## EXERCISE INSTRUCTIONS
Give back each line below verbatim.

## TASK DATA
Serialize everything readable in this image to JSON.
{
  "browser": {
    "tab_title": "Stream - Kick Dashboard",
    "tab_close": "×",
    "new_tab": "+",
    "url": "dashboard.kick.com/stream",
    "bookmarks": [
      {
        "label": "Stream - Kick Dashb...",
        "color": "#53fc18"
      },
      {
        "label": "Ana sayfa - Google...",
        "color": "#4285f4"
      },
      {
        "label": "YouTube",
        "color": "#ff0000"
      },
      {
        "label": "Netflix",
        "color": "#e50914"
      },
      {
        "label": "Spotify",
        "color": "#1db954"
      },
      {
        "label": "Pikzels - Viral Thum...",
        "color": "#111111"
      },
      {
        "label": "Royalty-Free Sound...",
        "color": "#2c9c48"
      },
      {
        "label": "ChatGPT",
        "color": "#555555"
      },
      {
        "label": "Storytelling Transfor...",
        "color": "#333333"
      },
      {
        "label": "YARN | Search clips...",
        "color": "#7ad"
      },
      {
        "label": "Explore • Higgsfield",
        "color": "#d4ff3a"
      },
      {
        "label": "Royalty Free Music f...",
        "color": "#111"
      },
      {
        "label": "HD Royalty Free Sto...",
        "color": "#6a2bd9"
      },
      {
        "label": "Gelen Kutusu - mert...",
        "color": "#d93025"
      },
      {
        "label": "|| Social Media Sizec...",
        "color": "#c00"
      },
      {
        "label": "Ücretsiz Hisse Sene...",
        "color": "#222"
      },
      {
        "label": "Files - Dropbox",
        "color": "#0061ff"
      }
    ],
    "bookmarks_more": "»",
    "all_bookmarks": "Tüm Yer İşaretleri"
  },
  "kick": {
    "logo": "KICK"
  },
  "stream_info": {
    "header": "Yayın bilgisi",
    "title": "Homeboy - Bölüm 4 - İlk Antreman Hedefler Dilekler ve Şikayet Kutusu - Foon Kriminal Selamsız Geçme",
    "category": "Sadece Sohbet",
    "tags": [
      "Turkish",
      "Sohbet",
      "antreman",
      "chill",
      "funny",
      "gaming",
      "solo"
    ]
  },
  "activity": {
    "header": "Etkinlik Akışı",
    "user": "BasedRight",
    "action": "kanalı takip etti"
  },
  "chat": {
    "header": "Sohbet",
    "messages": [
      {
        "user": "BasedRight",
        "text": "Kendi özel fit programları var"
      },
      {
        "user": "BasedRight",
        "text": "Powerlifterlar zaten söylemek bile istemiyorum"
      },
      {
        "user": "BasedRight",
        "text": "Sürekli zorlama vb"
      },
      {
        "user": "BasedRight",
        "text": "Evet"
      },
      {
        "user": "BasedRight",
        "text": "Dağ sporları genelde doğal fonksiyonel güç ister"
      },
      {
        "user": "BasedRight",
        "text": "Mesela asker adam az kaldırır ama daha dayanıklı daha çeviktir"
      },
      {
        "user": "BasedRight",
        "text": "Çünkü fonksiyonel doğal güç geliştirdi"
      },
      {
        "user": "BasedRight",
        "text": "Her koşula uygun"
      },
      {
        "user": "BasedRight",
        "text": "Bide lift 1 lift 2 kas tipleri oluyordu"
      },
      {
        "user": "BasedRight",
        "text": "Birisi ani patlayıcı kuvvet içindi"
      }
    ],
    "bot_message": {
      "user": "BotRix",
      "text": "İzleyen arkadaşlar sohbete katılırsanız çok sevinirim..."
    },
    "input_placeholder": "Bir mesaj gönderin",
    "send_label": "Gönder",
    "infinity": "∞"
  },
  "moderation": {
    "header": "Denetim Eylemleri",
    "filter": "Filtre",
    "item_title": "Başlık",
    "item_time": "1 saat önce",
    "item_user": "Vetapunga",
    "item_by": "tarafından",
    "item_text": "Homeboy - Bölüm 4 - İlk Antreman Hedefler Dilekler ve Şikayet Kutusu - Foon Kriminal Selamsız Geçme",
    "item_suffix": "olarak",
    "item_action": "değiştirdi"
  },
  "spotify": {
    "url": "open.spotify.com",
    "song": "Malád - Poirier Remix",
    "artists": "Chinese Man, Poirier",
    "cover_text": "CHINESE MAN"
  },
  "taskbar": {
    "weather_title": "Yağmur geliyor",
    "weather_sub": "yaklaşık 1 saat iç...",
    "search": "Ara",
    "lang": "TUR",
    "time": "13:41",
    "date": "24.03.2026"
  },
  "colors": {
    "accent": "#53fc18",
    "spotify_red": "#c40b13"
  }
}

## OUTPUT OF THE TASK
Serialize everything readable in this image to JSON.
{
  "browser": {
    "tab_title": "Stream - Kick Dashboard",
    "tab_close": "×",
    "new_tab": "+",
    "url": "dashboard.kick.com/stream",
    "bookmarks": [
      {
        "label": "Stream - Kick Dashb...",
        "color": "#53fc18"
      },
      {
        "label": "Ana sayfa - Google...",
        "color": "#4285f4"
      },
      {
        "label": "YouTube",
        "color": "#ff0000"
      },
      {
        "label": "Netflix",
        "color": "#e50914"
      },
      {
        "label": "Spotify",
        "color": "#1db954"
      },
      {
        "label": "Pikzels - Viral Thum...",
        "color": "#111111"
      },
      {
        "label": "Royalty-Free Sound...",
        "color": "#2c9c48"
      },
      {
        "label": "ChatGPT",
        "color": "#555555"
      },
      {
        "label": "Storytelling Transfor...",
        "color": "#333333"
      },
      {
        "label": "YARN | Search clips...",
        "color": "#7ad"
      },
      {
        "label": "Explore • Higgsfield",
        "color": "#d4ff3a"
      },
      {
        "label": "Royalty Free Music f...",
        "color": "#111"
      },
      {
        "label": "HD Royalty Free Sto...",
        "color": "#6a2bd9"
      },
      {
        "label": "Gelen Kutusu - mert...",
        "color": "#d93025"
      },
      {
        "label": "|| Social Media Sizec...",
        "color": "#c00"
      },
      {
        "label": "Ücretsiz Hisse Sene...",
        "color": "#222"
      },
      {
        "label": "Files - Dropbox",
        "color": "#0061ff"
      }
    ],
    "bookmarks_more": "»",
    "all_bookmarks": "Tüm Yer İşaretleri"
  },
  "kick": {
    "logo": "KICK"
  },
  "stream_info": {
    "header": "Yayın bilgisi",
    "title": "Homeboy - Bölüm 4 - İlk Antreman Hedefler Dilekler ve Şikayet Kutusu - Foon Kriminal Selamsız Geçme",
    "category": "Sadece Sohbet",
    "tags": [
      "Turkish",
      "Sohbet",
      "antreman",
      "chill",
      "funny",
      "gaming",
      "solo"
    ]
  },
  "activity": {
    "header": "Etkinlik Akışı",
    "user": "BasedRight",
    "action": "kanalı takip etti"
  },
  "chat": {
    "header": "Sohbet",
    "messages": [
      {
        "user": "BasedRight",
        "text": "Kendi özel fit programları var"
      },
      {
        "user": "BasedRight",
        "text": "Powerlifterlar zaten söylemek bile istemiyorum"
      },
      {
        "user": "BasedRight",
        "text": "Sürekli zorlama vb"
      },
      {
        "user": "BasedRight",
        "text": "Evet"
      },
      {
        "user": "BasedRight",
        "text": "Dağ sporları genelde doğal fonksiyonel güç ister"
      },
      {
        "user": "BasedRight",
        "text": "Mesela asker adam az kaldırır ama daha dayanıklı daha çeviktir"
      },
      {
        "user": "BasedRight",
        "text": "Çünkü fonksiyonel doğal güç geliştirdi"
      },
      {
        "user": "BasedRight",
        "text": "Her koşula uygun"
      },
      {
        "user": "BasedRight",
        "text": "Bide lift 1 lift 2 kas tipleri oluyordu"
      },
      {
        "user": "BasedRight",
        "text": "Birisi ani patlayıcı kuvvet içindi"
      }
    ],
    "bot_message": {
      "user": "BotRix",
      "text": "İzleyen arkadaşlar sohbete katılırsanız çok sevinirim..."
    },
    "input_placeholder": "Bir mesaj gönderin",
    "send_label": "Gönder",
    "infinity": "∞"
  },
  "moderation": {
    "header": "Denetim Eylemleri",
    "filter": "Filtre",
    "item_title": "Başlık",
    "item_time": "1 saat önce",
    "item_user": "Vetapunga",
    "item_by": "tarafından",
    "item_text": "Homeboy - Bölüm 4 - İlk Antreman Hedefler Dilekler ve Şikayet Kutusu - Foon Kriminal Selamsız Geçme",
    "item_suffix": "olarak",
    "item_action": "değiştirdi"
  },
  "spotify": {
    "url": "open.spotify.com",
    "song": "Malád - Poirier Remix",
    "artists": "Chinese Man, Poirier",
    "cover_text": "CHINESE MAN"
  },
  "taskbar": {
    "weather_title": "Yağmur geliyor",
    "weather_sub": "yaklaşık 1 saat iç...",
    "search": "Ara",
    "lang": "TUR",
    "time": "13:41",
    "date": "24.03.2026"
  },
  "colors": {
    "accent": "#53fc18",
    "spotify_red": "#c40b13"
  }
}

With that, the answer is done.